We examined local and global differences in neuronal association patterns due to task difficulty. Induced and evoked gamma-band activity (GBA) was investigated using electroencephalograms recorded during visual oddball tasks of two difficulty levels. Significant phase synchronization (PS) in the gamma-band was determined by a double-threshold strategy, devised to detect prominent increases with respect to prestimulus baseline and surrogate data. A considerable increase in the early evoked GBA was observed for both difficulties, and this tended to be delayed for the hard task. Induced GBA was increased at the P300 latency period, but no difficulty-related change was observed. Intense PS among anterior and posterior regions along the midline was observed in a 30-38 Hz band, which was enhanced in the easy task throughout task execution, although the overall pattern of connectivity was similar for both difficulties. This may be the underlying basis of the faster and more accurate response to the easy task. The results showed that the most apparent change in the gamma-band associated with difficulty was observed in the PS pattern, not in the spectral power itself.

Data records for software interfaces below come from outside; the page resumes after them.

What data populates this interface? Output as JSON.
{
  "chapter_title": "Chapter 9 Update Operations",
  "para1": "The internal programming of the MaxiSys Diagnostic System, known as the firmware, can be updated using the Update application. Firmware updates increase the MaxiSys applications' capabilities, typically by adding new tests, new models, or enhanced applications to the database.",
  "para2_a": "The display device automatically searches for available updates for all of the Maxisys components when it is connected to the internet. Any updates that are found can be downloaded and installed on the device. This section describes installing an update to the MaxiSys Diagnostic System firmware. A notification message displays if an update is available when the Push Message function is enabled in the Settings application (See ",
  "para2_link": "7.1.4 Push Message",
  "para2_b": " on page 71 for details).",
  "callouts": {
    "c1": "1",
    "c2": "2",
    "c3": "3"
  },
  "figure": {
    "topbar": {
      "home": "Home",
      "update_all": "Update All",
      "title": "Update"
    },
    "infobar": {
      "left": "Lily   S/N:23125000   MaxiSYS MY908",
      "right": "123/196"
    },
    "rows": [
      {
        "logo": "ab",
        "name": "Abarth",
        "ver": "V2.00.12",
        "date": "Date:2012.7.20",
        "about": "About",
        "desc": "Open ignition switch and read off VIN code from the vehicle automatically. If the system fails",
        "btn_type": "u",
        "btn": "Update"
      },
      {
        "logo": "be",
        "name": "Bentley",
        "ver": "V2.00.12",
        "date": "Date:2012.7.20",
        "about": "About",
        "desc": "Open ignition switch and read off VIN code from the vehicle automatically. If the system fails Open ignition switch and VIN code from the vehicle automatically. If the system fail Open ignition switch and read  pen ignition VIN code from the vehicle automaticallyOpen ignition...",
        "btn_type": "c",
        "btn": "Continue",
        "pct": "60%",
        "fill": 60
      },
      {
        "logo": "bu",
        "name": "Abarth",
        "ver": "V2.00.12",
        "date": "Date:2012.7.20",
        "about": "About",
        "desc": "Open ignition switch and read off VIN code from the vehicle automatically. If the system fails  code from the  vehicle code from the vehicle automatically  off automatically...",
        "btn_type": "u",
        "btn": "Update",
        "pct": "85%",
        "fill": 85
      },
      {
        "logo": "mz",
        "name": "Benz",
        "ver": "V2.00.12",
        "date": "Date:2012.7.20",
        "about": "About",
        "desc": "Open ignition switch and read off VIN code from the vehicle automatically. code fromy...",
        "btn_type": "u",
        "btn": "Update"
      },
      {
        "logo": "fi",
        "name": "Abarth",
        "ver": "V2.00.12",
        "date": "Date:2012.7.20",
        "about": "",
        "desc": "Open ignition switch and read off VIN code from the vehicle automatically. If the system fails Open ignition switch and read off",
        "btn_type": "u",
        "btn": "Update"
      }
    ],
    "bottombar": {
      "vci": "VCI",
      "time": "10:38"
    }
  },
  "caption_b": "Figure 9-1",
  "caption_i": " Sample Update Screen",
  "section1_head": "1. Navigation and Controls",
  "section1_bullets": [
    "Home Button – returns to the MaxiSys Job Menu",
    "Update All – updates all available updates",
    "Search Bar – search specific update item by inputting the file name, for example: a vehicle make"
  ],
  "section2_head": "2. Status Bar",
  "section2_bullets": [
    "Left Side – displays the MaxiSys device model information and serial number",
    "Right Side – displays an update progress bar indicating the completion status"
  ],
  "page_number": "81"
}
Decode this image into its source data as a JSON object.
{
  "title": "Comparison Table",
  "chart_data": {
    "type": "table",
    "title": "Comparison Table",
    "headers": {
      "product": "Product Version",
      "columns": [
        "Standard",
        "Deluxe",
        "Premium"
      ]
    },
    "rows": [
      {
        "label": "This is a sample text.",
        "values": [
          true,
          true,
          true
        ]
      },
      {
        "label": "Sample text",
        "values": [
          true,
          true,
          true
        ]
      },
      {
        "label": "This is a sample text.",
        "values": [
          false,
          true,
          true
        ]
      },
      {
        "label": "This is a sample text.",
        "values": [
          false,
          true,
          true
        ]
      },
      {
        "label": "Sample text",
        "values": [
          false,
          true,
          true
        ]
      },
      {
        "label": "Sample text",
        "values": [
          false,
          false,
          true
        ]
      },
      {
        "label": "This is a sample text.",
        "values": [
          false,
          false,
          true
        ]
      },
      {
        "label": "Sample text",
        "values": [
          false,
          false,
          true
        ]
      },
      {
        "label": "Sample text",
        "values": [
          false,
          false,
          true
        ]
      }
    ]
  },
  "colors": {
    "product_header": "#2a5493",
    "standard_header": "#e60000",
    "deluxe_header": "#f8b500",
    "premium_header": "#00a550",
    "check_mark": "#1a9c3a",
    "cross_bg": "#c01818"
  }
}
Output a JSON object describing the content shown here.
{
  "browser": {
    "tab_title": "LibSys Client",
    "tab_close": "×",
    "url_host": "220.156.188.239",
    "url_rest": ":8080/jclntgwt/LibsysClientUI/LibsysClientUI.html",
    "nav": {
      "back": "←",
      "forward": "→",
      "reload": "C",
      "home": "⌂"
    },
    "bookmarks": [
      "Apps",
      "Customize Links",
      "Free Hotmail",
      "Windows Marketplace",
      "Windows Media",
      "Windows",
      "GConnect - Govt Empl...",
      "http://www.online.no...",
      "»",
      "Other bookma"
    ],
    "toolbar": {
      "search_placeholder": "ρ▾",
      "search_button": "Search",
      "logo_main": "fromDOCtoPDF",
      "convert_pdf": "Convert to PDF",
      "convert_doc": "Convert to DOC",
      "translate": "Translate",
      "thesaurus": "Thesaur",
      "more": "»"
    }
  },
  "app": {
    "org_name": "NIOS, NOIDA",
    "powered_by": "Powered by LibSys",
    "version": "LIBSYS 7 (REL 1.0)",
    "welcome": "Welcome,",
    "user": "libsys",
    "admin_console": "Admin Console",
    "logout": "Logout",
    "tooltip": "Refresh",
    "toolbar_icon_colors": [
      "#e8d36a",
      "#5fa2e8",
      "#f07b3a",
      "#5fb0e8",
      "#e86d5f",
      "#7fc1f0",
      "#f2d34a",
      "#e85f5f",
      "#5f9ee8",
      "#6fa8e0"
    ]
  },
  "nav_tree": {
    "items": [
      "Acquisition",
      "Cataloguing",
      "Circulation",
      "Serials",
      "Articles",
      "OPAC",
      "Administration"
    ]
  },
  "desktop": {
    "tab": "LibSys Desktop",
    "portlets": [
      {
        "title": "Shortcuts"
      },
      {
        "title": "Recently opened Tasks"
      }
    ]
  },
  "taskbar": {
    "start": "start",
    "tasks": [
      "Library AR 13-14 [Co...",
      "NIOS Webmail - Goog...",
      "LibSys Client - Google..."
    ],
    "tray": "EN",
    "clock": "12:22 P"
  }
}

This may imply that the difficulty-related change in cortical information processing was implemented as a change in the spatiotemporal pattern of interregional connectivity.
All Science Journal Classification (ASJC) codes
- Molecular Biology
- Clinical Neurology
- Developmental Biology